====== Material for this exercise ======

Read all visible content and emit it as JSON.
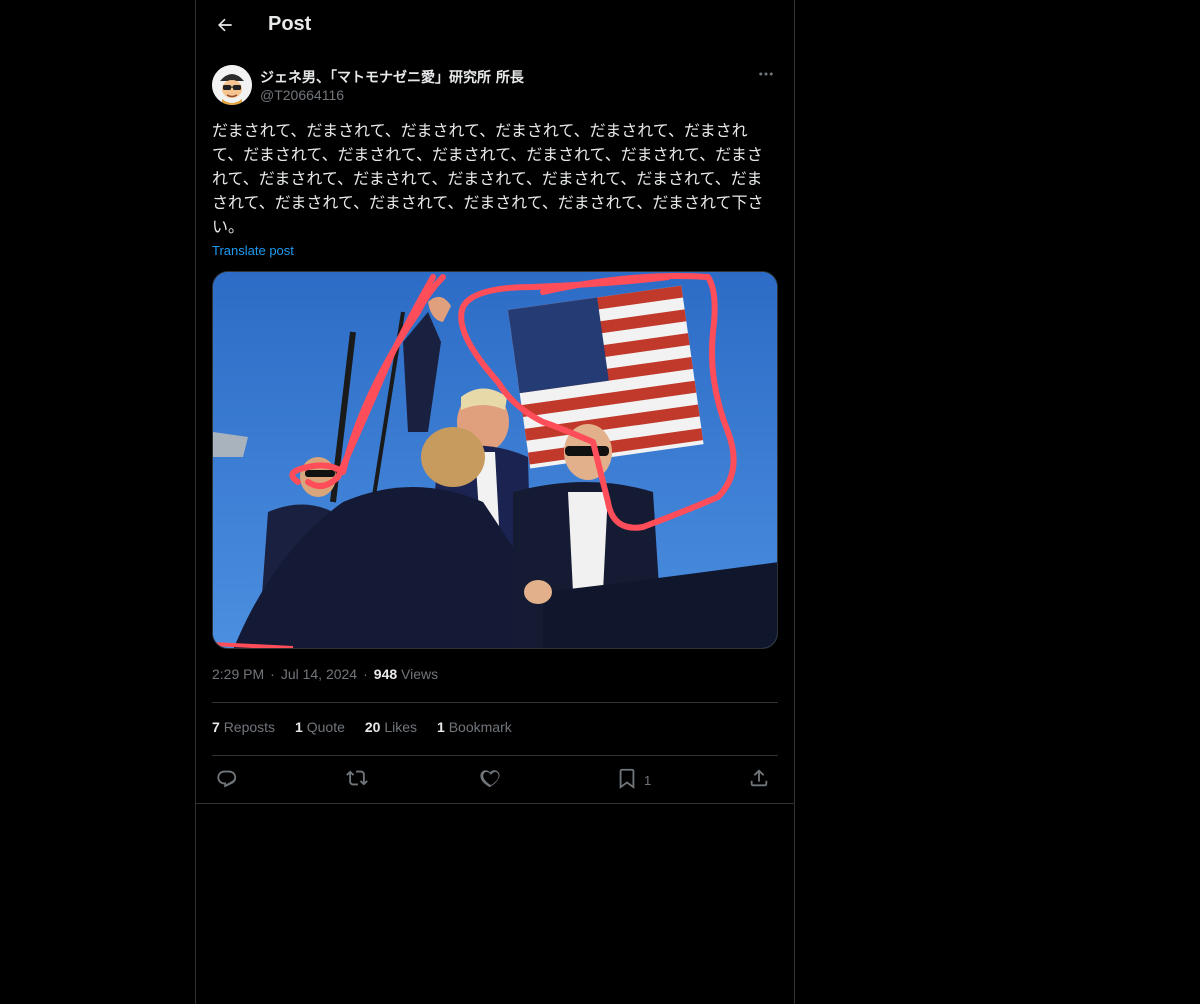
{
  "header": {
    "title": "Post",
    "back_icon": "arrow-left-icon"
  },
  "author": {
    "display_name": "ジェネ男、「マトモナゼニ愛」研究所 所長",
    "handle": "@T20664116",
    "avatar_icon": "avatar-cartoon-icon",
    "more_icon": "more-horizontal-icon"
  },
  "post": {
    "text": "だまされて、だまされて、だまされて、だまされて、だまされて、だまされて、だまされて、だまされて、だまされて、だまされて、だまされて、だまされて、だまされて、だまされて、だまされて、だまされて、だまされて、だまされて、だまされて、だまされて、だまされて、だまされて、だまされて下さい。",
    "translate_label": "Translate post"
  },
  "meta": {
    "time": "2:29 PM",
    "date": "Jul 14, 2024",
    "views_count": "948",
    "views_label": "Views"
  },
  "stats": [
    {
      "count": "7",
      "label": "Reposts"
    },
    {
      "count": "1",
      "label": "Quote"
    },
    {
      "count": "20",
      "label": "Likes"
    },
    {
      "count": "1",
      "label": "Bookmark"
    }
  ],
  "actions": {
    "reply_icon": "reply-icon",
    "repost_icon": "repost-icon",
    "like_icon": "heart-icon",
    "bookmark_icon": "bookmark-icon",
    "bookmark_count": "1",
    "share_icon": "share-icon"
  },
  "colors": {
    "background": "#000000",
    "text": "#e7e9ea",
    "muted": "#71767b",
    "accent": "#1d9bf0",
    "border": "#2f3336",
    "annotation": "#ff4d5a"
  }
}
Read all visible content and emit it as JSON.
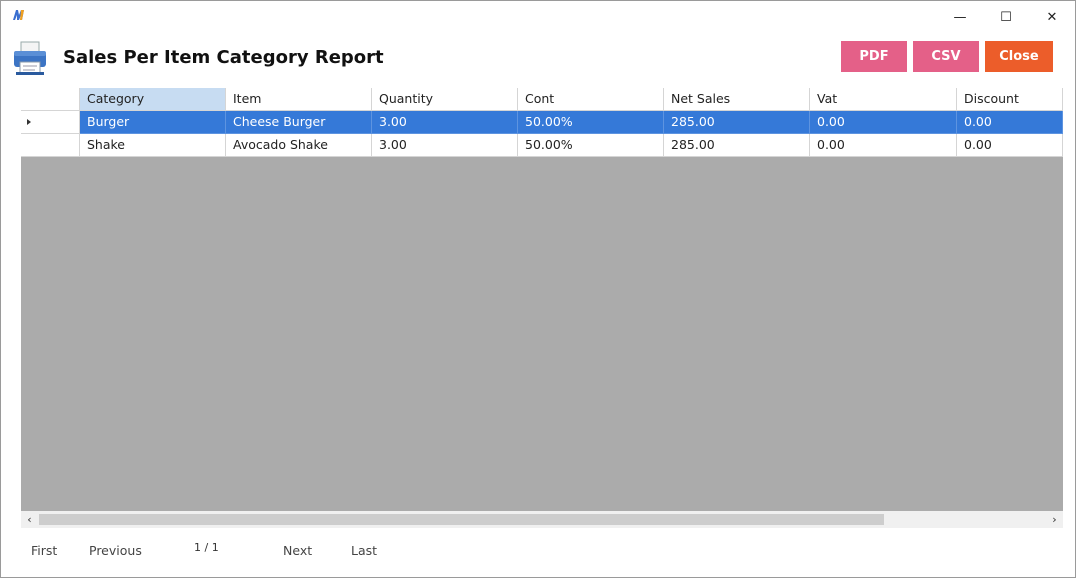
{
  "window": {
    "controls": {
      "minimize": "—",
      "maximize": "☐",
      "close": "✕"
    }
  },
  "header": {
    "title": "Sales Per Item Category Report",
    "buttons": {
      "pdf": "PDF",
      "csv": "CSV",
      "close": "Close"
    },
    "colors": {
      "pdf": "#e46088",
      "csv": "#e46088",
      "close": "#ec5d2a"
    }
  },
  "grid": {
    "columns": [
      "Category",
      "Item",
      "Quantity",
      "Cont",
      "Net Sales",
      "Vat",
      "Discount"
    ],
    "rows": [
      [
        "Burger",
        "Cheese Burger",
        "3.00",
        "50.00%",
        "285.00",
        "0.00",
        "0.00"
      ],
      [
        "Shake",
        "Avocado Shake",
        "3.00",
        "50.00%",
        "285.00",
        "0.00",
        "0.00"
      ]
    ],
    "selected_row": 0,
    "selection_color": "#3579d8"
  },
  "scrollbar": {
    "left": "‹",
    "right": "›"
  },
  "pager": {
    "first": "First",
    "previous": "Previous",
    "page_info": "1 / 1",
    "next": "Next",
    "last": "Last"
  }
}
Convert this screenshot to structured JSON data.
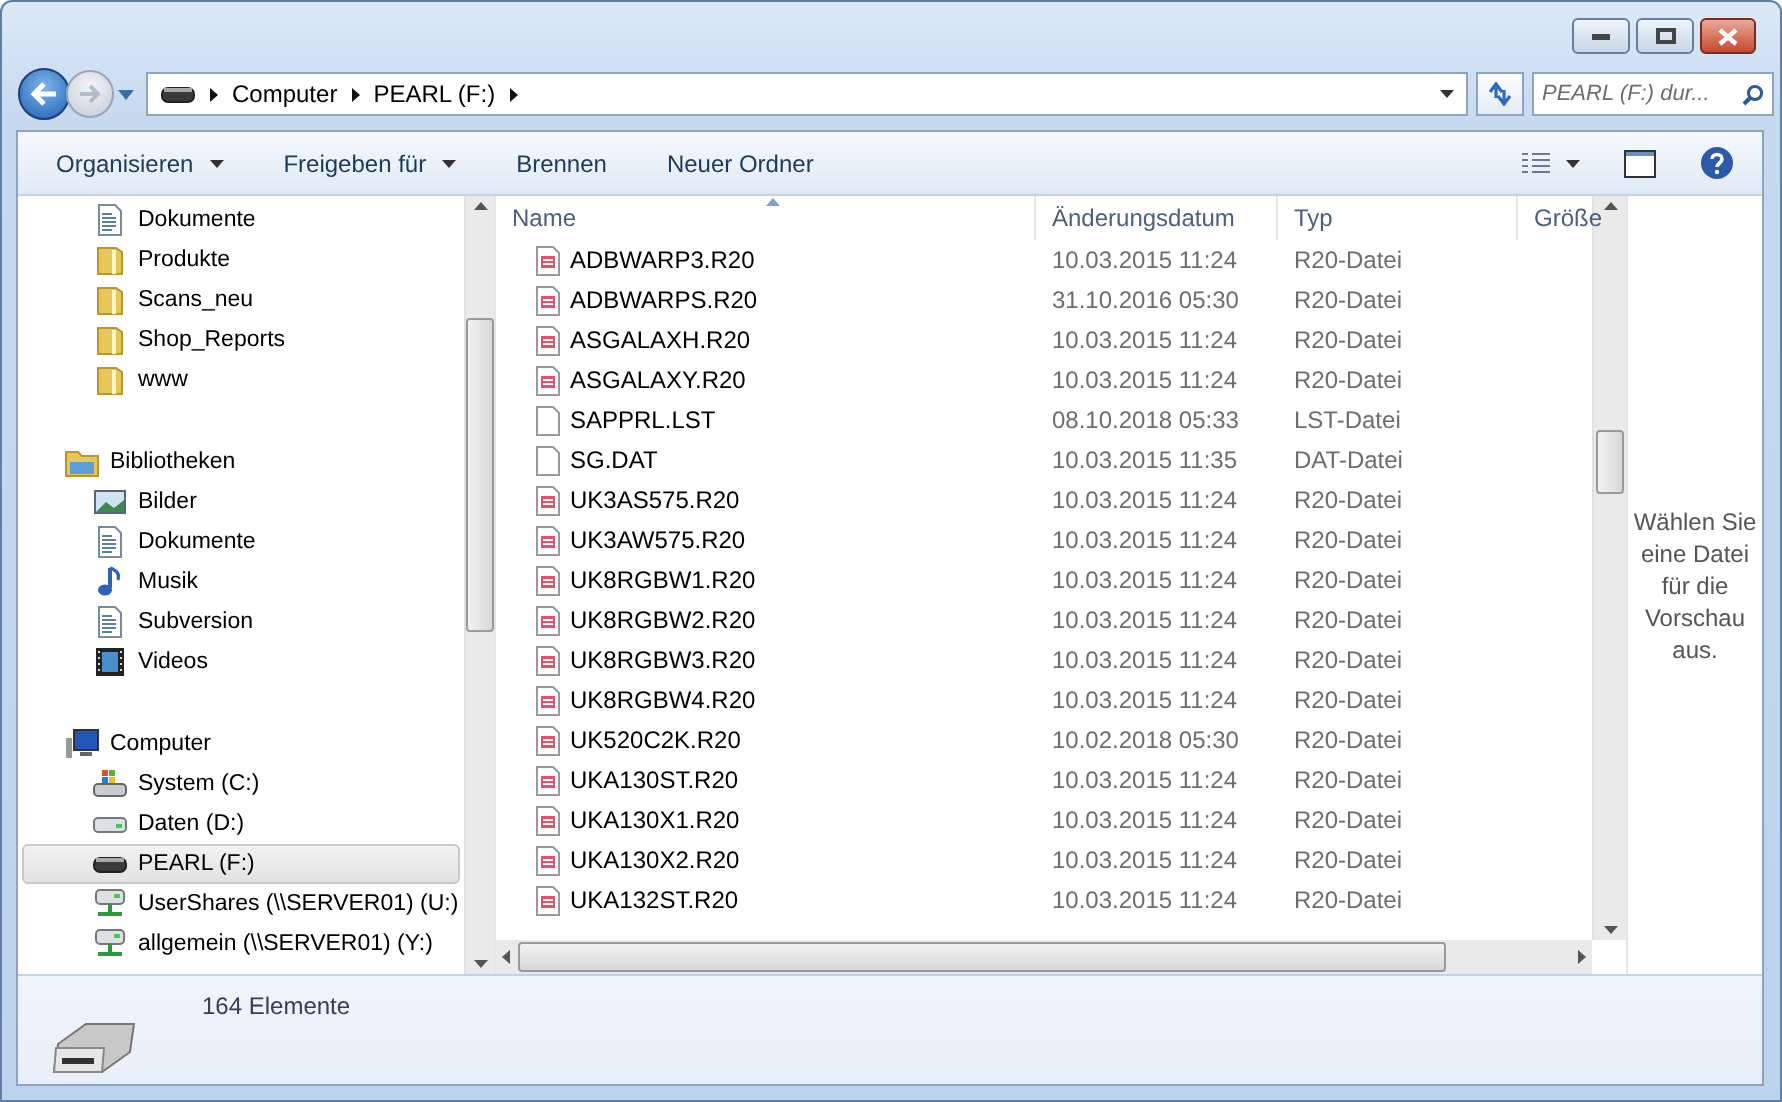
{
  "address_bar": {
    "breadcrumbs": [
      "Computer",
      "PEARL (F:)"
    ]
  },
  "search": {
    "placeholder": "PEARL (F:) dur..."
  },
  "toolbar": {
    "buttons": [
      {
        "label": "Organisieren",
        "dropdown": true
      },
      {
        "label": "Freigeben für",
        "dropdown": true
      },
      {
        "label": "Brennen",
        "dropdown": false
      },
      {
        "label": "Neuer Ordner",
        "dropdown": false
      }
    ]
  },
  "sidebar": {
    "groups": [
      {
        "items": [
          {
            "label": "Dokumente",
            "kind": "document",
            "selected": false
          },
          {
            "label": "Produkte",
            "kind": "folder",
            "selected": false
          },
          {
            "label": "Scans_neu",
            "kind": "folder",
            "selected": false
          },
          {
            "label": "Shop_Reports",
            "kind": "folder",
            "selected": false
          },
          {
            "label": "www",
            "kind": "folder",
            "selected": false
          }
        ]
      },
      {
        "label": "Bibliotheken",
        "kind": "libraries",
        "selected": false,
        "items": [
          {
            "label": "Bilder",
            "kind": "pictures",
            "selected": false
          },
          {
            "label": "Dokumente",
            "kind": "document",
            "selected": false
          },
          {
            "label": "Musik",
            "kind": "music",
            "selected": false
          },
          {
            "label": "Subversion",
            "kind": "document",
            "selected": false
          },
          {
            "label": "Videos",
            "kind": "video",
            "selected": false
          }
        ]
      },
      {
        "label": "Computer",
        "kind": "computer",
        "selected": false,
        "items": [
          {
            "label": "System (C:)",
            "kind": "system-drive",
            "selected": false
          },
          {
            "label": "Daten (D:)",
            "kind": "drive",
            "selected": false
          },
          {
            "label": "PEARL (F:)",
            "kind": "removable",
            "selected": true
          },
          {
            "label": "UserShares (\\\\SERVER01) (U:)",
            "kind": "network",
            "selected": false
          },
          {
            "label": "allgemein (\\\\SERVER01) (Y:)",
            "kind": "network",
            "selected": false
          }
        ]
      }
    ]
  },
  "file_list": {
    "columns": [
      {
        "label": "Name",
        "sorted": true
      },
      {
        "label": "Änderungsdatum",
        "sorted": false
      },
      {
        "label": "Typ",
        "sorted": false
      },
      {
        "label": "Größe",
        "sorted": false
      }
    ],
    "rows": [
      {
        "name": "ADBWARP3.R20",
        "modified": "10.03.2015 11:24",
        "type": "R20-Datei",
        "kind": "r20"
      },
      {
        "name": "ADBWARPS.R20",
        "modified": "31.10.2016 05:30",
        "type": "R20-Datei",
        "kind": "r20"
      },
      {
        "name": "ASGALAXH.R20",
        "modified": "10.03.2015 11:24",
        "type": "R20-Datei",
        "kind": "r20"
      },
      {
        "name": "ASGALAXY.R20",
        "modified": "10.03.2015 11:24",
        "type": "R20-Datei",
        "kind": "r20"
      },
      {
        "name": "SAPPRL.LST",
        "modified": "08.10.2018 05:33",
        "type": "LST-Datei",
        "kind": "plain"
      },
      {
        "name": "SG.DAT",
        "modified": "10.03.2015 11:35",
        "type": "DAT-Datei",
        "kind": "plain"
      },
      {
        "name": "UK3AS575.R20",
        "modified": "10.03.2015 11:24",
        "type": "R20-Datei",
        "kind": "r20"
      },
      {
        "name": "UK3AW575.R20",
        "modified": "10.03.2015 11:24",
        "type": "R20-Datei",
        "kind": "r20"
      },
      {
        "name": "UK8RGBW1.R20",
        "modified": "10.03.2015 11:24",
        "type": "R20-Datei",
        "kind": "r20"
      },
      {
        "name": "UK8RGBW2.R20",
        "modified": "10.03.2015 11:24",
        "type": "R20-Datei",
        "kind": "r20"
      },
      {
        "name": "UK8RGBW3.R20",
        "modified": "10.03.2015 11:24",
        "type": "R20-Datei",
        "kind": "r20"
      },
      {
        "name": "UK8RGBW4.R20",
        "modified": "10.03.2015 11:24",
        "type": "R20-Datei",
        "kind": "r20"
      },
      {
        "name": "UK520C2K.R20",
        "modified": "10.02.2018 05:30",
        "type": "R20-Datei",
        "kind": "r20"
      },
      {
        "name": "UKA130ST.R20",
        "modified": "10.03.2015 11:24",
        "type": "R20-Datei",
        "kind": "r20"
      },
      {
        "name": "UKA130X1.R20",
        "modified": "10.03.2015 11:24",
        "type": "R20-Datei",
        "kind": "r20"
      },
      {
        "name": "UKA130X2.R20",
        "modified": "10.03.2015 11:24",
        "type": "R20-Datei",
        "kind": "r20"
      },
      {
        "name": "UKA132ST.R20",
        "modified": "10.03.2015 11:24",
        "type": "R20-Datei",
        "kind": "r20"
      }
    ]
  },
  "preview_pane": {
    "message": "Wählen Sie eine Datei für die Vorschau aus."
  },
  "details_pane": {
    "item_count": "164 Elemente"
  }
}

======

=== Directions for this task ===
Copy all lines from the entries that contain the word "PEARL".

=== Task output ===
      "PEARL (F:)"
    "placeholder": "PEARL (F:) dur..."
            "label": "PEARL (F:)",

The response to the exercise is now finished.